The kwacha, which has been on a depreciation path for the past 12 months, slightly gained against three major foreign currencies, the Reserve Bank of Malawi (RBM) figures show.
In its latest Weekly Financial Market Development Report, the central bank said the local unit has appreciated against the dollar, pound and South Africa rand, but marginally depreciated against the euro.
The figures show the local unit gained K3.32 during the week ended December 31 to close the year at K819.4421 to the dollar.
On Friday last week, the local currency traded at around K816 against the dollar, according to a RBM daily financial market development report, which is another gain from K819 to the dollar.
The central bank has not provided an explanation on what has caused the gain, but market analyst Cosmas Chigwe in an interview on Saturday attributed the slight appreciation to reduced demand for foreign currency.
He said: “Most companies close for festivities both in Malawi and outside as such internationally trade declines and consequently demand for forex is reduced.
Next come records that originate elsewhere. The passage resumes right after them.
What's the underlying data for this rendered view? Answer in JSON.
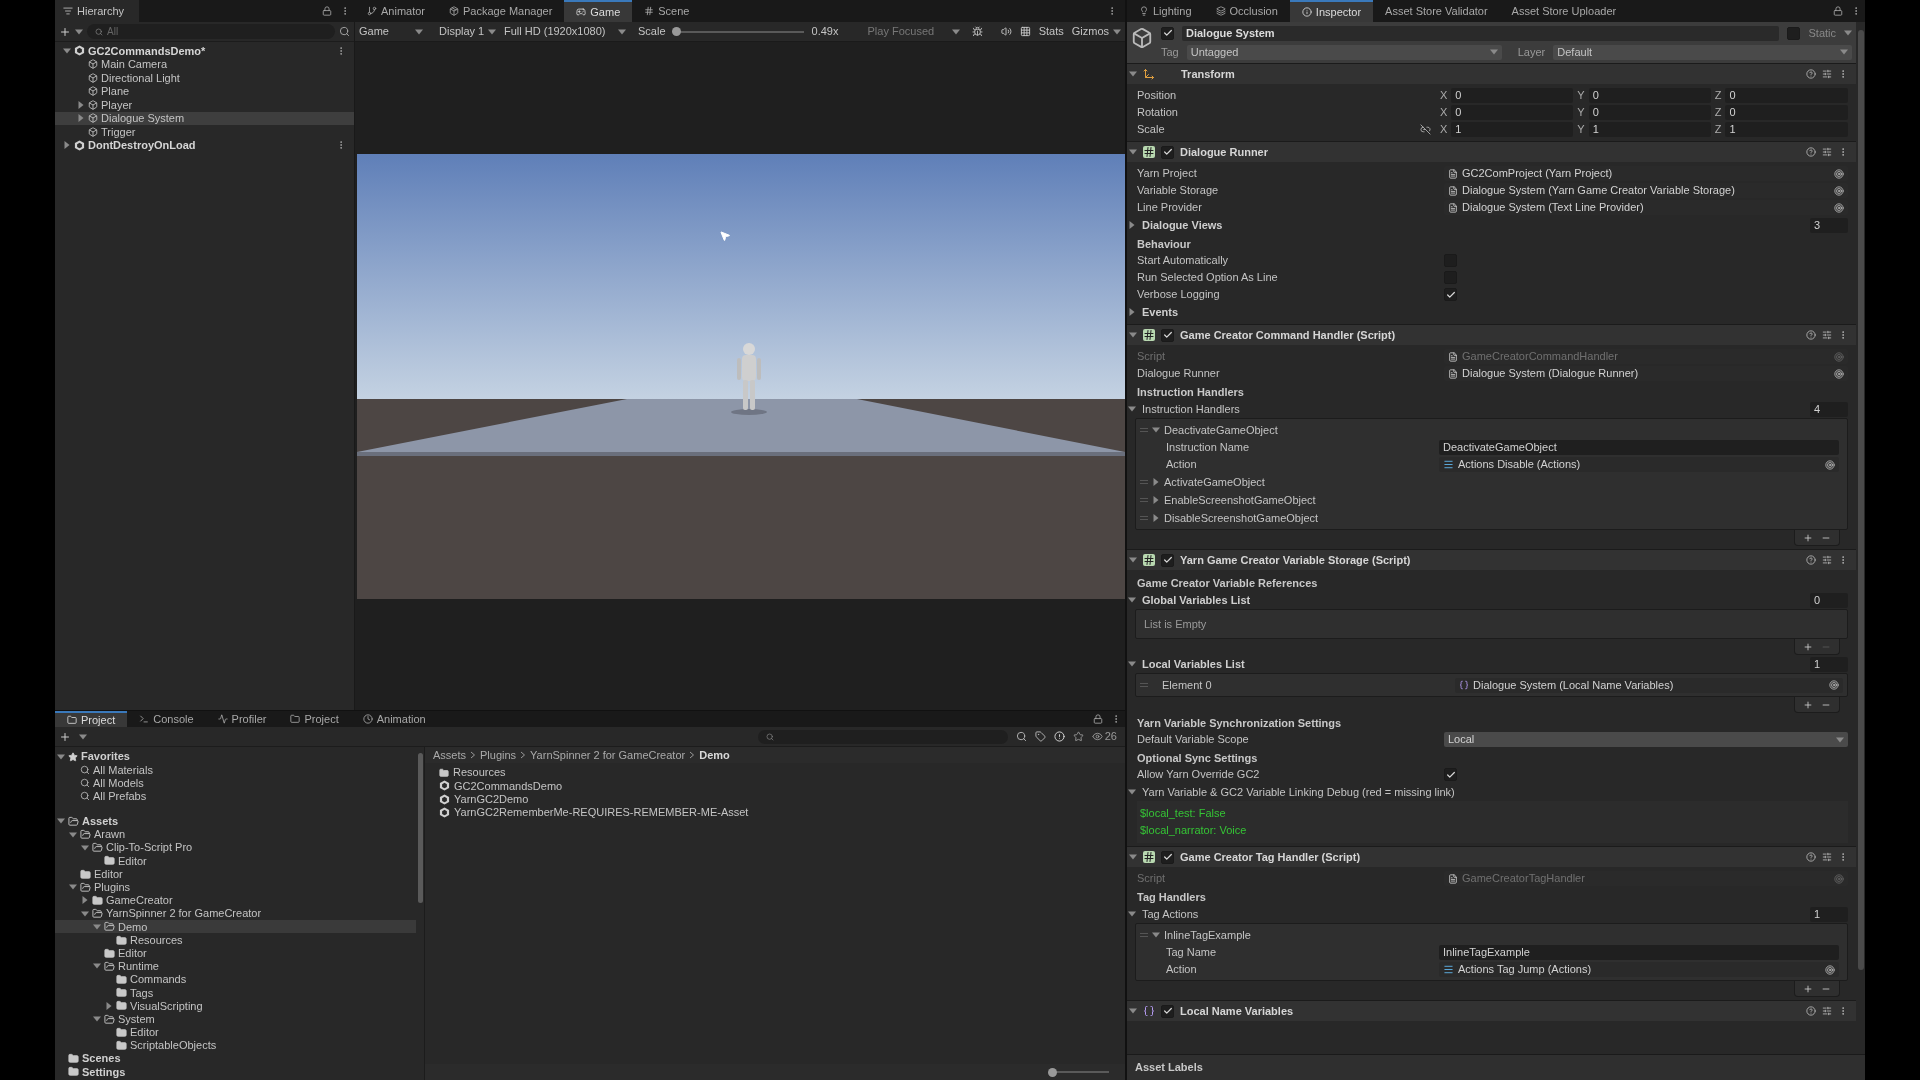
{
  "hierarchy": {
    "title": "Hierarchy",
    "search": {
      "placeholder": "All"
    },
    "items": [
      {
        "label": "GC2CommandsDemo*",
        "kind": "scene",
        "expanded": true,
        "selected": false,
        "children": [
          {
            "label": "Main Camera",
            "kind": "object",
            "selected": false
          },
          {
            "label": "Directional Light",
            "kind": "object",
            "selected": false
          },
          {
            "label": "Plane",
            "kind": "object",
            "selected": false
          },
          {
            "label": "Player",
            "kind": "object",
            "expanded": false,
            "selected": false
          },
          {
            "label": "Dialogue System",
            "kind": "object",
            "expanded": false,
            "selected": true
          },
          {
            "label": "Trigger",
            "kind": "object",
            "selected": false
          }
        ]
      },
      {
        "label": "DontDestroyOnLoad",
        "kind": "scene",
        "expanded": false,
        "selected": false
      }
    ]
  },
  "game_panel": {
    "tabs": [
      {
        "label": "Animator",
        "selected": false
      },
      {
        "label": "Package Manager",
        "selected": false
      },
      {
        "label": "Game",
        "selected": true
      },
      {
        "label": "Scene",
        "selected": false
      }
    ],
    "toolbar": {
      "mode": "Game",
      "display": "Display 1",
      "resolution": "Full HD (1920x1080)",
      "scale_label": "Scale",
      "scale": {
        "level": 0.02
      },
      "scale_value": "0.49x",
      "play_mode": "Play Focused",
      "stats": "Stats",
      "gizmos": "Gizmos"
    }
  },
  "inspector": {
    "tabs": [
      {
        "label": "Lighting",
        "selected": false
      },
      {
        "label": "Occlusion",
        "selected": false
      },
      {
        "label": "Inspector",
        "selected": true
      },
      {
        "label": "Asset Store Validator",
        "selected": false
      },
      {
        "label": "Asset Store Uploader",
        "selected": false
      }
    ],
    "object": {
      "name": "Dialogue System",
      "active": true,
      "static_label": "Static",
      "static": false,
      "tag_label": "Tag",
      "tag": "Untagged",
      "layer_label": "Layer",
      "layer": "Default"
    },
    "components": [
      {
        "title": "Transform",
        "kind": "transform",
        "expanded": true,
        "rows": [
          {
            "kind": "vector",
            "label": "Position",
            "values": [
              {
                "axis": "X",
                "value": "0"
              },
              {
                "axis": "Y",
                "value": "0"
              },
              {
                "axis": "Z",
                "value": "0"
              }
            ]
          },
          {
            "kind": "vector",
            "label": "Rotation",
            "values": [
              {
                "axis": "X",
                "value": "0"
              },
              {
                "axis": "Y",
                "value": "0"
              },
              {
                "axis": "Z",
                "value": "0"
              }
            ]
          },
          {
            "kind": "vector",
            "label": "Scale",
            "constrained": false,
            "values": [
              {
                "axis": "X",
                "value": "1"
              },
              {
                "axis": "Y",
                "value": "1"
              },
              {
                "axis": "Z",
                "value": "1"
              }
            ]
          }
        ]
      },
      {
        "title": "Dialogue Runner",
        "kind": "script",
        "enabled": true,
        "expanded": true,
        "rows": [
          {
            "kind": "object",
            "label": "Yarn Project",
            "value": "GC2ComProject (Yarn Project)",
            "disabled": false
          },
          {
            "kind": "object",
            "label": "Variable Storage",
            "value": "Dialogue System (Yarn Game Creator Variable Storage)",
            "disabled": false
          },
          {
            "kind": "object",
            "label": "Line Provider",
            "value": "Dialogue System (Text Line Provider)",
            "disabled": false
          },
          {
            "kind": "foldout",
            "label": "Dialogue Views",
            "expanded": false,
            "count": "3"
          },
          {
            "kind": "header",
            "label": "Behaviour"
          },
          {
            "kind": "checkbox",
            "label": "Start Automatically",
            "checked": false
          },
          {
            "kind": "checkbox",
            "label": "Run Selected Option As Line",
            "checked": false
          },
          {
            "kind": "checkbox",
            "label": "Verbose Logging",
            "checked": true
          },
          {
            "kind": "foldout",
            "label": "Events",
            "expanded": false
          }
        ]
      },
      {
        "title": "Game Creator Command Handler (Script)",
        "kind": "script",
        "enabled": true,
        "expanded": true,
        "rows": [
          {
            "kind": "object",
            "label": "Script",
            "value": "GameCreatorCommandHandler",
            "disabled": true
          },
          {
            "kind": "object",
            "label": "Dialogue Runner",
            "value": "Dialogue System (Dialogue Runner)",
            "disabled": false
          },
          {
            "kind": "header",
            "label": "Instruction Handlers"
          },
          {
            "kind": "foldout",
            "label": "Instruction Handlers",
            "expanded": true,
            "count": "4",
            "plain": true
          },
          {
            "kind": "list",
            "remove_enabled": true,
            "items": [
              {
                "label": "DeactivateGameObject",
                "expanded": true,
                "rows": [
                  {
                    "kind": "text",
                    "label": "Instruction Name",
                    "value": "DeactivateGameObject"
                  },
                  {
                    "kind": "action",
                    "label": "Action",
                    "value": "Actions Disable (Actions)",
                    "disabled": false
                  }
                ]
              },
              {
                "label": "ActivateGameObject",
                "expanded": false
              },
              {
                "label": "EnableScreenshotGameObject",
                "expanded": false
              },
              {
                "label": "DisableScreenshotGameObject",
                "expanded": false
              }
            ]
          }
        ]
      },
      {
        "title": "Yarn Game Creator Variable Storage (Script)",
        "kind": "script",
        "enabled": true,
        "expanded": true,
        "rows": [
          {
            "kind": "header",
            "label": "Game Creator Variable References"
          },
          {
            "kind": "foldout",
            "label": "Global Variables List",
            "expanded": true,
            "count": "0"
          },
          {
            "kind": "list",
            "empty_text": "List is Empty",
            "remove_enabled": false,
            "items": []
          },
          {
            "kind": "foldout",
            "label": "Local Variables List",
            "expanded": true,
            "count": "1"
          },
          {
            "kind": "list",
            "remove_enabled": true,
            "items": [
              {
                "label": "Element 0",
                "value": "Dialogue System (Local Name Variables)",
                "kind": "variables"
              }
            ]
          },
          {
            "kind": "header",
            "label": "Yarn Variable Synchronization Settings"
          },
          {
            "kind": "dropdown",
            "label": "Default Variable Scope",
            "value": "Local"
          },
          {
            "kind": "header",
            "label": "Optional Sync Settings"
          },
          {
            "kind": "checkbox",
            "label": "Allow Yarn Override GC2",
            "checked": true
          },
          {
            "kind": "foldout",
            "label": "Yarn Variable & GC2 Variable Linking Debug (red = missing link)",
            "expanded": true,
            "plain": true
          },
          {
            "kind": "debug",
            "lines": [
              "$local_test: False",
              "$local_narrator: Voice"
            ]
          }
        ]
      },
      {
        "title": "Game Creator Tag Handler (Script)",
        "kind": "script",
        "enabled": true,
        "expanded": true,
        "rows": [
          {
            "kind": "object",
            "label": "Script",
            "value": "GameCreatorTagHandler",
            "disabled": true
          },
          {
            "kind": "header",
            "label": "Tag Handlers"
          },
          {
            "kind": "foldout",
            "label": "Tag Actions",
            "expanded": true,
            "count": "1",
            "plain": true
          },
          {
            "kind": "list",
            "remove_enabled": true,
            "items": [
              {
                "label": "InlineTagExample",
                "expanded": true,
                "rows": [
                  {
                    "kind": "text",
                    "label": "Tag Name",
                    "value": "InlineTagExample"
                  },
                  {
                    "kind": "action",
                    "label": "Action",
                    "value": "Actions Tag Jump (Actions)",
                    "disabled": false
                  }
                ]
              }
            ]
          }
        ]
      },
      {
        "title": "Local Name Variables",
        "kind": "variables",
        "enabled": true,
        "expanded": true
      }
    ],
    "asset_labels": "Asset Labels"
  },
  "project_panel": {
    "tabs": [
      {
        "label": "Project",
        "selected": true
      },
      {
        "label": "Console",
        "selected": false
      },
      {
        "label": "Profiler",
        "selected": false
      },
      {
        "label": "Project",
        "selected": false
      },
      {
        "label": "Animation",
        "selected": false
      }
    ],
    "visible_count": "26",
    "tree": [
      {
        "label": "Favorites",
        "kind": "favorites",
        "expanded": true,
        "selected": false,
        "children": [
          {
            "label": "All Materials",
            "kind": "search",
            "selected": false
          },
          {
            "label": "All Models",
            "kind": "search",
            "selected": false
          },
          {
            "label": "All Prefabs",
            "kind": "search",
            "selected": false
          }
        ]
      },
      {
        "label": "Assets",
        "kind": "folder",
        "expanded": true,
        "selected": false,
        "children": [
          {
            "label": "Arawn",
            "kind": "folder",
            "expanded": true,
            "selected": false,
            "children": [
              {
                "label": "Clip-To-Script Pro",
                "kind": "folder",
                "expanded": true,
                "selected": false,
                "children": [
                  {
                    "label": "Editor",
                    "kind": "folder",
                    "selected": false
                  }
                ]
              }
            ]
          },
          {
            "label": "Editor",
            "kind": "folder",
            "selected": false
          },
          {
            "label": "Plugins",
            "kind": "folder",
            "expanded": true,
            "selected": false,
            "children": [
              {
                "label": "GameCreator",
                "kind": "folder",
                "expanded": false,
                "selected": false
              },
              {
                "label": "YarnSpinner 2 for GameCreator",
                "kind": "folder",
                "expanded": true,
                "selected": false,
                "children": [
                  {
                    "label": "Demo",
                    "kind": "folder",
                    "expanded": true,
                    "selected": true,
                    "children": [
                      {
                        "label": "Resources",
                        "kind": "folder",
                        "selected": false
                      }
                    ]
                  },
                  {
                    "label": "Editor",
                    "kind": "folder",
                    "selected": false
                  },
                  {
                    "label": "Runtime",
                    "kind": "folder",
                    "expanded": true,
                    "selected": false,
                    "children": [
                      {
                        "label": "Commands",
                        "kind": "folder",
                        "selected": false
                      },
                      {
                        "label": "Tags",
                        "kind": "folder",
                        "selected": false
                      },
                      {
                        "label": "VisualScripting",
                        "kind": "folder",
                        "expanded": false,
                        "selected": false
                      }
                    ]
                  },
                  {
                    "label": "System",
                    "kind": "folder",
                    "expanded": true,
                    "selected": false,
                    "children": [
                      {
                        "label": "Editor",
                        "kind": "folder",
                        "selected": false
                      },
                      {
                        "label": "ScriptableObjects",
                        "kind": "folder",
                        "selected": false
                      }
                    ]
                  }
                ]
              }
            ]
          }
        ]
      },
      {
        "label": "Scenes",
        "kind": "folder",
        "selected": false
      },
      {
        "label": "Settings",
        "kind": "folder",
        "selected": false
      }
    ],
    "breadcrumb": [
      "Assets",
      "Plugins",
      "YarnSpinner 2 for GameCreator",
      "Demo"
    ],
    "files": [
      {
        "name": "Resources",
        "kind": "folder"
      },
      {
        "name": "GC2CommandsDemo",
        "kind": "scene"
      },
      {
        "name": "YarnGC2Demo",
        "kind": "scene"
      },
      {
        "name": "YarnGC2RememberMe-REQUIRES-REMEMBER-ME-Asset",
        "kind": "scene"
      }
    ],
    "zoom": {
      "level": 0.05
    }
  }
}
“As a result, importers are not really desperate to make payments as suppliers are closed. Even now, most companies are still closed and on top of that January traditionally has slightly low demand after the festivities.”
Chigwe said since the foreign exchange market is driven by demand and supply, adding that local currency might not be appreciating because the currency is not doing fine on the supply side.
Market and investment analyst Bond Mtembezeka said in an interview on Friday that the appreciation is temporal as the economy still has a backlog of foreign exchange applications and the kwacha would soon go on a depreciation path.
Bridgepath Capital chief executive officer Emmanuel Chokani said there is no need to read too much into the appreciation, observing that supply and demand imbalances still persist.
“The structural challenges around the economy are still prevailing as such these could just be short-term fluctuations,” he said.
The kwacha has been sailing in troubled waters for the past year, with figures from the central bank showing that it lost about K7 to the dollar as of November last year.
Analysts attributed the depreciation of the kwacha to the sustained supply and demand imbalances compounded by the reduced trading activity.